Chris Behan writes:
I have always appreciated butterflies in the garden. Margaret and I once had a garden with a large buddleia shrub, which in summer was covered with a blanket of colour. Butterflies.
I think I could recognise a red admiral and a cabbage white (was it a small one or a large one?) and that was it. Then, about three years ago, Martin (a friend for the past 30 years and a butterfly expert amongst other things) decided that he would introduce me to butterflies on our walks through “Midsomer”. Thanks to Martin I can now recognise a common blue, both male and female.
Since coming to live in Sulgrave I have walked the local footpaths and bridleways and in summer photographed the views, the flowers, the bees and the butterflies. But this year there has been an absence of butterflies. I’ve only seen two red admirals, one common blue (male) and one meadow brown in our garden. Strangely though, there are a considerable number of whites, great and small, this year.
Can anyone explain? Is this another example of climate change or the wet winters we have had in recent years?
Hopefully they will be back next summer but, in the meantime, here is a photographic record, taken over the past two years, of what we may have missed this summer.

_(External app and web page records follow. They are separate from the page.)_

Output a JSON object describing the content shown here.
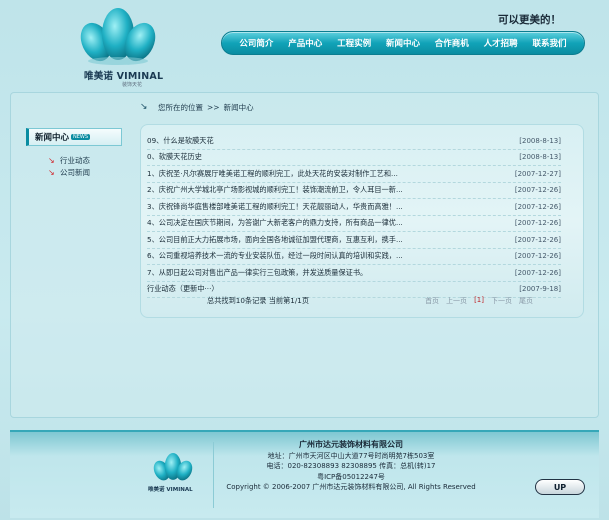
{
  "header": {
    "logo_name": "唯美诺 VIMINAL",
    "logo_sub": "装饰天花",
    "slogan": "可以更美的！",
    "nav": [
      "公司简介",
      "产品中心",
      "工程实例",
      "新闻中心",
      "合作商机",
      "人才招聘",
      "联系我们"
    ]
  },
  "breadcrumb": {
    "label": "您所在的位置",
    "sep": ">>",
    "current": "新闻中心"
  },
  "sidebar": {
    "title": "新闻中心",
    "badge": "NEWS",
    "items": [
      "行业动态",
      "公司新闻"
    ]
  },
  "news": [
    {
      "title": "09、什么是软膜天花",
      "date": "[2008-8-13]"
    },
    {
      "title": "0、软膜天花历史",
      "date": "[2008-8-13]"
    },
    {
      "title": "1、庆祝圣·凡尔赛展厅唯美诺工程的顺利完工，此处天花的安装对制作工艺和...",
      "date": "[2007-12-27]"
    },
    {
      "title": "2、庆祝广州大学城北亭广场影视城的顺利完工！装饰潮流前卫，令人耳目一新...",
      "date": "[2007-12-26]"
    },
    {
      "title": "3、庆祝锋尚华庭售楼部唯美诺工程的顺利完工！天花靓丽动人，华贵而高雅！...",
      "date": "[2007-12-26]"
    },
    {
      "title": "4、公司决定在国庆节期间，为答谢广大新老客户的鼎力支持，所有商品一律优...",
      "date": "[2007-12-26]"
    },
    {
      "title": "5、公司目前正大力拓展市场，面向全国各地诚征加盟代理商，互惠互利，携手...",
      "date": "[2007-12-26]"
    },
    {
      "title": "6、公司重视培养技术一流的专业安装队伍，经过一段时间认真的培训和实践，...",
      "date": "[2007-12-26]"
    },
    {
      "title": "7、从即日起公司对售出产品一律实行三包政策，并发送质量保证书。",
      "date": "[2007-12-26]"
    },
    {
      "title": "行业动态（更新中···）",
      "date": "[2007-9-18]"
    }
  ],
  "pager": {
    "summary": "总共找到10条记录  当前第1/1页",
    "first": "首页",
    "prev": "上一页",
    "current": "[1]",
    "next": "下一页",
    "last": "尾页"
  },
  "footer": {
    "logo_name": "唯美诺 VIMINAL",
    "company": "广州市达元装饰材料有限公司",
    "address": "地址：广州市天河区中山大道77号时尚明苑7栋503室",
    "phone": "电话：020-82308893  82308895  传真：总机(转)17",
    "icp": "粤ICP备05012247号",
    "copyright": "Copyright © 2006-2007 广州市达元装饰材料有限公司, All Rights Reserved",
    "up_label": "UP"
  },
  "colors": {
    "accent": "#0a8ca1",
    "background": "#c9eaef",
    "date_red": "#c0262a"
  }
}
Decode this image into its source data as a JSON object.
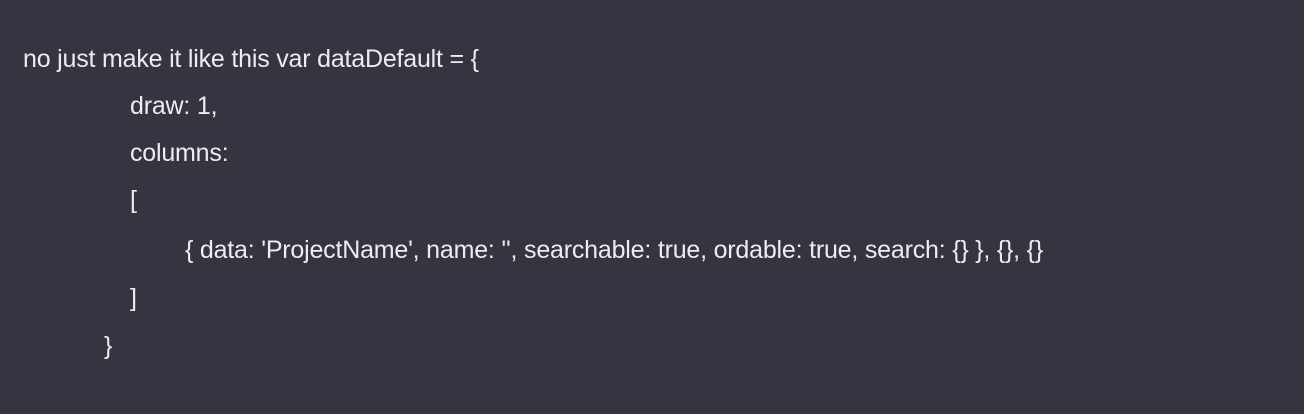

See next page for the photographs.
Bee and Lavatera
Common Blue (Male)
Small skipper and wasp